Task statement: Without the pictures, give every record again exactly.

Task data:
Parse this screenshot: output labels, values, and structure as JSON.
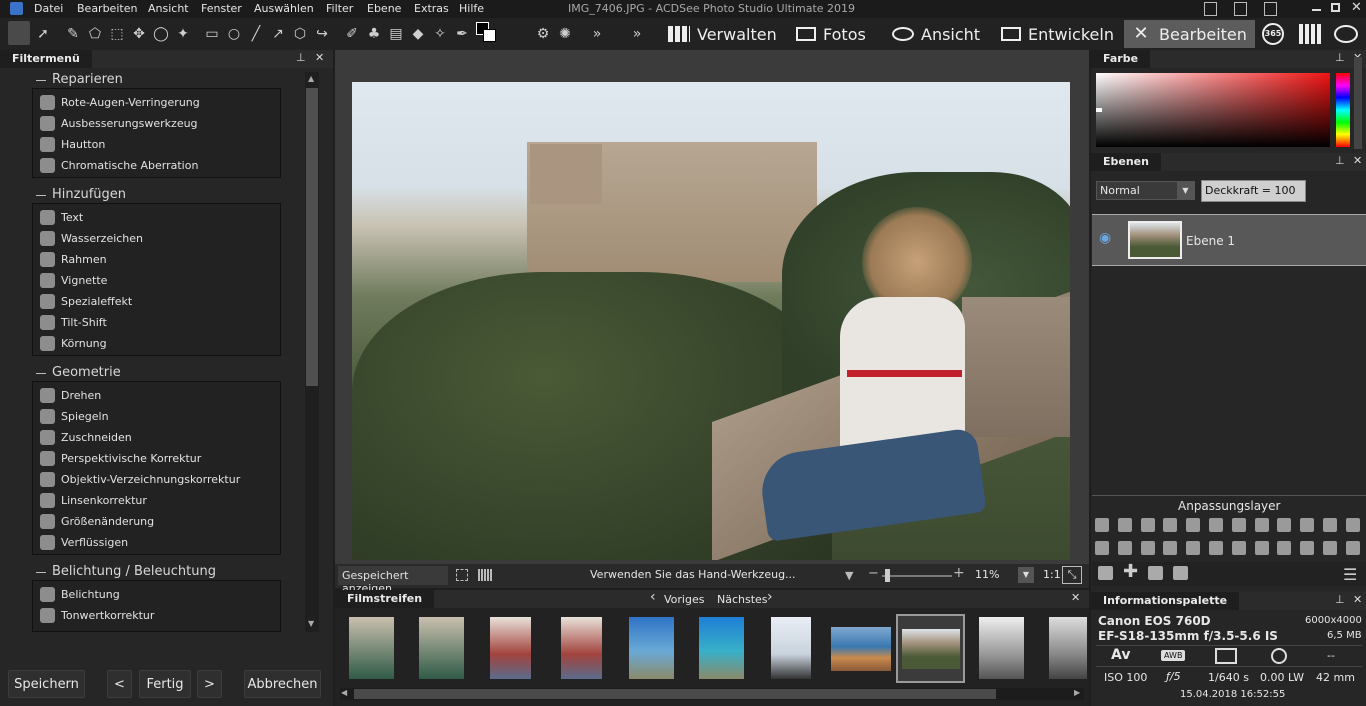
{
  "window": {
    "title": "IMG_7406.JPG - ACDSee Photo Studio Ultimate 2019"
  },
  "menu": [
    "Datei",
    "Bearbeiten",
    "Ansicht",
    "Fenster",
    "Auswählen",
    "Filter",
    "Ebene",
    "Extras",
    "Hilfe"
  ],
  "modes": [
    {
      "label": "Verwalten",
      "icon": "grid-icon"
    },
    {
      "label": "Fotos",
      "icon": "photos-icon"
    },
    {
      "label": "Ansicht",
      "icon": "eye-icon"
    },
    {
      "label": "Entwickeln",
      "icon": "develop-icon"
    },
    {
      "label": "Bearbeiten",
      "icon": "edit-icon",
      "active": true
    }
  ],
  "mode_extra": [
    "365"
  ],
  "filter_panel": {
    "title": "Filtermenü",
    "groups": [
      {
        "label": "Reparieren",
        "items": [
          "Rote-Augen-Verringerung",
          "Ausbesserungswerkzeug",
          "Hautton",
          "Chromatische Aberration"
        ]
      },
      {
        "label": "Hinzufügen",
        "items": [
          "Text",
          "Wasserzeichen",
          "Rahmen",
          "Vignette",
          "Spezialeffekt",
          "Tilt-Shift",
          "Körnung"
        ]
      },
      {
        "label": "Geometrie",
        "items": [
          "Drehen",
          "Spiegeln",
          "Zuschneiden",
          "Perspektivische Korrektur",
          "Objektiv-Verzeichnungskorrektur",
          "Linsenkorrektur",
          "Größenänderung",
          "Verflüssigen"
        ]
      },
      {
        "label": "Belichtung / Beleuchtung",
        "items": [
          "Belichtung",
          "Tonwertkorrektur"
        ]
      }
    ]
  },
  "bottom_buttons": {
    "save": "Speichern",
    "prev": "<",
    "done": "Fertig",
    "next": ">",
    "cancel": "Abbrechen"
  },
  "statusbar": {
    "show_saved": "Gespeichert anzeigen",
    "hint": "Verwenden Sie das Hand-Werkzeug...",
    "zoom": "11%",
    "ratio": "1:1"
  },
  "filmstrip": {
    "title": "Filmstreifen",
    "prev": "Voriges",
    "next": "Nächstes"
  },
  "color_panel": {
    "title": "Farbe"
  },
  "layers_panel": {
    "title": "Ebenen",
    "blend_mode": "Normal",
    "opacity": "Deckkraft = 100",
    "layer_name": "Ebene 1"
  },
  "adjust_panel": {
    "title": "Anpassungslayer"
  },
  "info_panel": {
    "title": "Informationspalette",
    "camera": "Canon EOS 760D",
    "resolution": "6000x4000",
    "lens": "EF-S18-135mm f/3.5-5.6 IS",
    "size": "6,5 MB",
    "icons": [
      "Av",
      "AWB",
      "--"
    ],
    "iso": "ISO 100",
    "aperture": "ƒ/5",
    "shutter": "1/640 s",
    "ev": "0.00 LW",
    "focal": "42 mm",
    "date": "15.04.2018 16:52:55"
  }
}
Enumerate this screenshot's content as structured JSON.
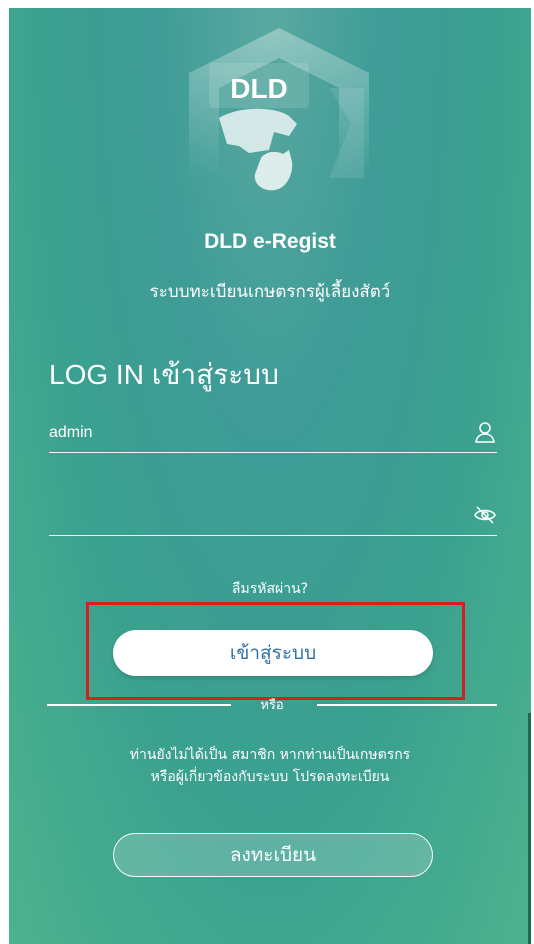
{
  "logo": {
    "text": "DLD"
  },
  "app": {
    "title": "DLD e-Regist",
    "subtitle": "ระบบทะเบียนเกษตรกรผู้เลี้ยงสัตว์"
  },
  "login": {
    "heading": "LOG IN เข้าสู่ระบบ",
    "username_value": "admin",
    "password_value": "",
    "forgot_label": "ลืมรหัสผ่าน?",
    "submit_label": "เข้าสู่ระบบ"
  },
  "divider": {
    "or_label": "หรือ"
  },
  "register": {
    "info_line1": "ท่านยังไม่ได้เป็น สมาชิก หากท่านเป็นเกษตรกร",
    "info_line2": "หรือผู้เกี่ยวข้องกับระบบ โปรดลงทะเบียน",
    "button_label": "ลงทะเบียน"
  },
  "icons": {
    "username": "user-icon",
    "password": "eye-off-icon"
  },
  "colors": {
    "background": "#3f9c97",
    "button_text": "#2f6fa6",
    "highlight": "#d62020"
  }
}
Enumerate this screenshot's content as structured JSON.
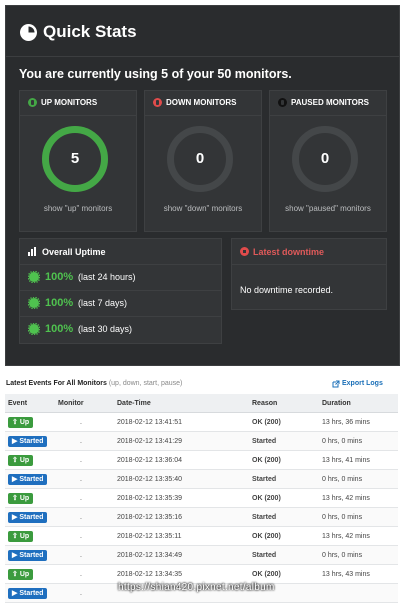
{
  "panel": {
    "title": "Quick Stats",
    "using": "You are currently using 5 of your 50 monitors."
  },
  "monitors": [
    {
      "title": "UP MONITORS",
      "value": "5",
      "link": "show \"up\" monitors",
      "color": "#44a846"
    },
    {
      "title": "DOWN MONITORS",
      "value": "0",
      "link": "show \"down\" monitors",
      "color": "#e04b4b"
    },
    {
      "title": "PAUSED MONITORS",
      "value": "0",
      "link": "show \"paused\" monitors",
      "color": "#111111"
    }
  ],
  "uptime": {
    "title": "Overall Uptime",
    "rows": [
      {
        "pct": "100%",
        "period": "(last 24 hours)"
      },
      {
        "pct": "100%",
        "period": "(last 7 days)"
      },
      {
        "pct": "100%",
        "period": "(last 30 days)"
      }
    ]
  },
  "downtime": {
    "title": "Latest downtime",
    "text": "No downtime recorded."
  },
  "events": {
    "title": "Latest Events For All Monitors",
    "subtitle": "(up, down, start, pause)",
    "export": "Export Logs",
    "columns": [
      "Event",
      "Monitor",
      "Date-Time",
      "Reason",
      "Duration"
    ],
    "rows": [
      {
        "event": "Up",
        "type": "up",
        "monitor": ".",
        "datetime": "2018-02-12 13:41:51",
        "reason": "OK (200)",
        "duration": "13 hrs, 36 mins"
      },
      {
        "event": "Started",
        "type": "started",
        "monitor": ".",
        "datetime": "2018-02-12 13:41:29",
        "reason": "Started",
        "duration": "0 hrs, 0 mins"
      },
      {
        "event": "Up",
        "type": "up",
        "monitor": ".",
        "datetime": "2018-02-12 13:36:04",
        "reason": "OK (200)",
        "duration": "13 hrs, 41 mins"
      },
      {
        "event": "Started",
        "type": "started",
        "monitor": ".",
        "datetime": "2018-02-12 13:35:40",
        "reason": "Started",
        "duration": "0 hrs, 0 mins"
      },
      {
        "event": "Up",
        "type": "up",
        "monitor": ".",
        "datetime": "2018-02-12 13:35:39",
        "reason": "OK (200)",
        "duration": "13 hrs, 42 mins"
      },
      {
        "event": "Started",
        "type": "started",
        "monitor": ".",
        "datetime": "2018-02-12 13:35:16",
        "reason": "Started",
        "duration": "0 hrs, 0 mins"
      },
      {
        "event": "Up",
        "type": "up",
        "monitor": ".",
        "datetime": "2018-02-12 13:35:11",
        "reason": "OK (200)",
        "duration": "13 hrs, 42 mins"
      },
      {
        "event": "Started",
        "type": "started",
        "monitor": ".",
        "datetime": "2018-02-12 13:34:49",
        "reason": "Started",
        "duration": "0 hrs, 0 mins"
      },
      {
        "event": "Up",
        "type": "up",
        "monitor": ".",
        "datetime": "2018-02-12 13:34:35",
        "reason": "OK (200)",
        "duration": "13 hrs, 43 mins"
      },
      {
        "event": "Started",
        "type": "started",
        "monitor": ".",
        "datetime": "",
        "reason": "",
        "duration": ""
      }
    ]
  },
  "watermark": "https://shian420.pixnet.net/album"
}
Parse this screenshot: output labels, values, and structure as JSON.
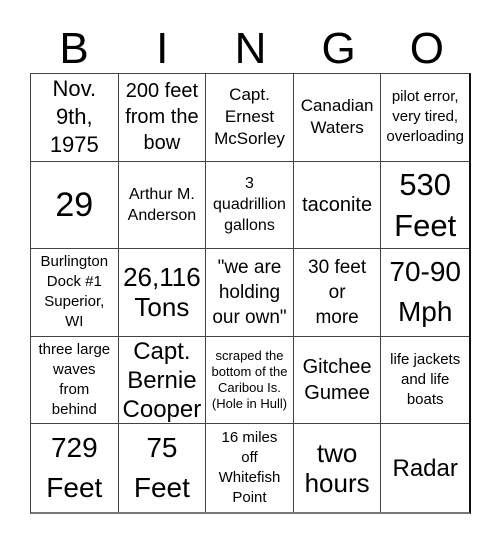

Response to this exercise:
Parse this screenshot: output labels, values, and structure as JSON.
{
  "window": {
    "title": "IMG_7406.JPG - ACDSee Photo Studio Ultimate 2019"
  },
  "menu": [
    "Datei",
    "Bearbeiten",
    "Ansicht",
    "Fenster",
    "Auswählen",
    "Filter",
    "Ebene",
    "Extras",
    "Hilfe"
  ],
  "modes": [
    {
      "label": "Verwalten",
      "icon": "grid-icon"
    },
    {
      "label": "Fotos",
      "icon": "photos-icon"
    },
    {
      "label": "Ansicht",
      "icon": "eye-icon"
    },
    {
      "label": "Entwickeln",
      "icon": "develop-icon"
    },
    {
      "label": "Bearbeiten",
      "icon": "edit-icon",
      "active": true
    }
  ],
  "mode_extra": [
    "365"
  ],
  "filter_panel": {
    "title": "Filtermenü",
    "groups": [
      {
        "label": "Reparieren",
        "items": [
          "Rote-Augen-Verringerung",
          "Ausbesserungswerkzeug",
          "Hautton",
          "Chromatische Aberration"
        ]
      },
      {
        "label": "Hinzufügen",
        "items": [
          "Text",
          "Wasserzeichen",
          "Rahmen",
          "Vignette",
          "Spezialeffekt",
          "Tilt-Shift",
          "Körnung"
        ]
      },
      {
        "label": "Geometrie",
        "items": [
          "Drehen",
          "Spiegeln",
          "Zuschneiden",
          "Perspektivische Korrektur",
          "Objektiv-Verzeichnungskorrektur",
          "Linsenkorrektur",
          "Größenänderung",
          "Verflüssigen"
        ]
      },
      {
        "label": "Belichtung / Beleuchtung",
        "items": [
          "Belichtung",
          "Tonwertkorrektur"
        ]
      }
    ]
  },
  "bottom_buttons": {
    "save": "Speichern",
    "prev": "<",
    "done": "Fertig",
    "next": ">",
    "cancel": "Abbrechen"
  },
  "statusbar": {
    "show_saved": "Gespeichert anzeigen",
    "hint": "Verwenden Sie das Hand-Werkzeug...",
    "zoom": "11%",
    "ratio": "1:1"
  },
  "filmstrip": {
    "title": "Filmstreifen",
    "prev": "Voriges",
    "next": "Nächstes"
  },
  "color_panel": {
    "title": "Farbe"
  },
  "layers_panel": {
    "title": "Ebenen",
    "blend_mode": "Normal",
    "opacity": "Deckkraft = 100",
    "layer_name": "Ebene 1"
  },
  "adjust_panel": {
    "title": "Anpassungslayer"
  },
  "info_panel": {
    "title": "Informationspalette",
    "camera": "Canon EOS 760D",
    "resolution": "6000x4000",
    "lens": "EF-S18-135mm f/3.5-5.6 IS",
    "size": "6,5 MB",
    "icons": [
      "Av",
      "AWB",
      "--"
    ],
    "iso": "ISO 100",
    "aperture": "ƒ/5",
    "shutter": "1/640 s",
    "ev": "0.00 LW",
    "focal": "42 mm",
    "date": "15.04.2018 16:52:55"
  }
}
Enumerate this screenshot's content as structured JSON.
{
  "logo": {
    "text": "DLD"
  },
  "app": {
    "title": "DLD e-Regist",
    "subtitle": "ระบบทะเบียนเกษตรกรผู้เลี้ยงสัตว์"
  },
  "login": {
    "heading": "LOG IN เข้าสู่ระบบ",
    "username_value": "admin",
    "password_value": "",
    "forgot_label": "ลืมรหัสผ่าน?",
    "submit_label": "เข้าสู่ระบบ"
  },
  "divider": {
    "or_label": "หรือ"
  },
  "register": {
    "info_line1": "ท่านยังไม่ได้เป็น สมาชิก หากท่านเป็นเกษตรกร",
    "info_line2": "หรือผู้เกี่ยวข้องกับระบบ โปรดลงทะเบียน",
    "button_label": "ลงทะเบียน"
  },
  "icons": {
    "username": "user-icon",
    "password": "eye-off-icon"
  },
  "colors": {
    "background": "#3f9c97",
    "button_text": "#2f6fa6",
    "highlight": "#d62020"
  }
}
Enumerate this screenshot's content as structured JSON.
{
  "panel": {
    "title": "Quick Stats",
    "using": "You are currently using 5 of your 50 monitors."
  },
  "monitors": [
    {
      "title": "UP MONITORS",
      "value": "5",
      "link": "show \"up\" monitors",
      "color": "#44a846"
    },
    {
      "title": "DOWN MONITORS",
      "value": "0",
      "link": "show \"down\" monitors",
      "color": "#e04b4b"
    },
    {
      "title": "PAUSED MONITORS",
      "value": "0",
      "link": "show \"paused\" monitors",
      "color": "#111111"
    }
  ],
  "uptime": {
    "title": "Overall Uptime",
    "rows": [
      {
        "pct": "100%",
        "period": "(last 24 hours)"
      },
      {
        "pct": "100%",
        "period": "(last 7 days)"
      },
      {
        "pct": "100%",
        "period": "(last 30 days)"
      }
    ]
  },
  "downtime": {
    "title": "Latest downtime",
    "text": "No downtime recorded."
  },
  "events": {
    "title": "Latest Events For All Monitors",
    "subtitle": "(up, down, start, pause)",
    "export": "Export Logs",
    "columns": [
      "Event",
      "Monitor",
      "Date-Time",
      "Reason",
      "Duration"
    ],
    "rows": [
      {
        "event": "Up",
        "type": "up",
        "monitor": ".",
        "datetime": "2018-02-12 13:41:51",
        "reason": "OK (200)",
        "duration": "13 hrs, 36 mins"
      },
      {
        "event": "Started",
        "type": "started",
        "monitor": ".",
        "datetime": "2018-02-12 13:41:29",
        "reason": "Started",
        "duration": "0 hrs, 0 mins"
      },
      {
        "event": "Up",
        "type": "up",
        "monitor": ".",
        "datetime": "2018-02-12 13:36:04",
        "reason": "OK (200)",
        "duration": "13 hrs, 41 mins"
      },
      {
        "event": "Started",
        "type": "started",
        "monitor": ".",
        "datetime": "2018-02-12 13:35:40",
        "reason": "Started",
        "duration": "0 hrs, 0 mins"
      },
      {
        "event": "Up",
        "type": "up",
        "monitor": ".",
        "datetime": "2018-02-12 13:35:39",
        "reason": "OK (200)",
        "duration": "13 hrs, 42 mins"
      },
      {
        "event": "Started",
        "type": "started",
        "monitor": ".",
        "datetime": "2018-02-12 13:35:16",
        "reason": "Started",
        "duration": "0 hrs, 0 mins"
      },
      {
        "event": "Up",
        "type": "up",
        "monitor": ".",
        "datetime": "2018-02-12 13:35:11",
        "reason": "OK (200)",
        "duration": "13 hrs, 42 mins"
      },
      {
        "event": "Started",
        "type": "started",
        "monitor": ".",
        "datetime": "2018-02-12 13:34:49",
        "reason": "Started",
        "duration": "0 hrs, 0 mins"
      },
      {
        "event": "Up",
        "type": "up",
        "monitor": ".",
        "datetime": "2018-02-12 13:34:35",
        "reason": "OK (200)",
        "duration": "13 hrs, 43 mins"
      },
      {
        "event": "Started",
        "type": "started",
        "monitor": ".",
        "datetime": "",
        "reason": "",
        "duration": ""
      }
    ]
  },
  "watermark": "https://shian420.pixnet.net/album"
}
Parse this screenshot: output labels, values, and structure as JSON.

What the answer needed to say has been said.